**Provided information:**
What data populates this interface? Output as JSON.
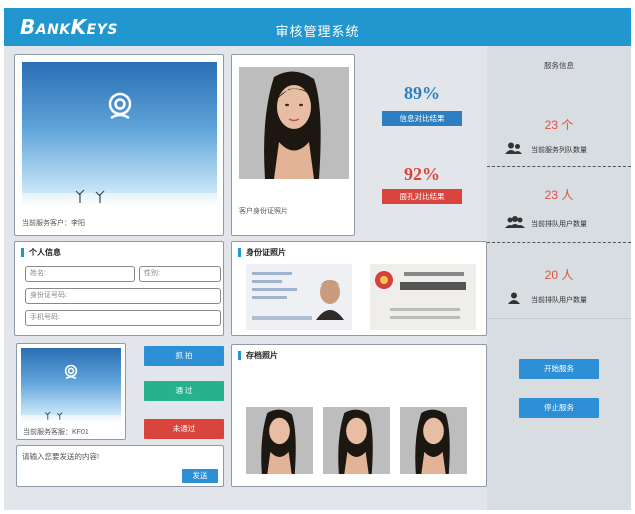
{
  "header": {
    "logo": "BankEys",
    "title": "审核管理系统"
  },
  "customer_camera": {
    "caption": "当前服务客户：李阳"
  },
  "id_photo_card": {
    "caption": "客户身份证照片",
    "info_match_percent": "89%",
    "info_match_label": "信息对比结果",
    "info_color": "#2d7fc1",
    "face_match_percent": "92%",
    "face_match_label": "面孔对比结果",
    "face_color": "#d9453d"
  },
  "personal_info": {
    "title": "个人信息",
    "name_placeholder": "姓名:",
    "gender_placeholder": "性别:",
    "id_number_placeholder": "身份证号码:",
    "phone_placeholder": "手机号码:"
  },
  "id_card_photos": {
    "title": "身份证照片"
  },
  "agent_camera": {
    "caption": "当前服务客服：KF01"
  },
  "actions": {
    "capture": "抓 拍",
    "approve": "通 过",
    "reject": "未通过",
    "capture_color": "#2d8fd6",
    "approve_color": "#27b28e",
    "reject_color": "#d9453d"
  },
  "message": {
    "placeholder": "请输入您要发送的内容!",
    "send": "发送"
  },
  "archive_photos": {
    "title": "存档照片"
  },
  "service_info": {
    "title": "服务信息",
    "queue_count": "23 个",
    "queue_label": "当前服务列队数量",
    "waiting_users": "23 人",
    "waiting_label": "当前排队用户数量",
    "queued_users": "20 人",
    "queued_label": "当前排队用户数量",
    "start_button": "开始服务",
    "stop_button": "停止服务"
  }
}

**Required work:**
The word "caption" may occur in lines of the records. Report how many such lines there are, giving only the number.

**Solution to the exercise:**
3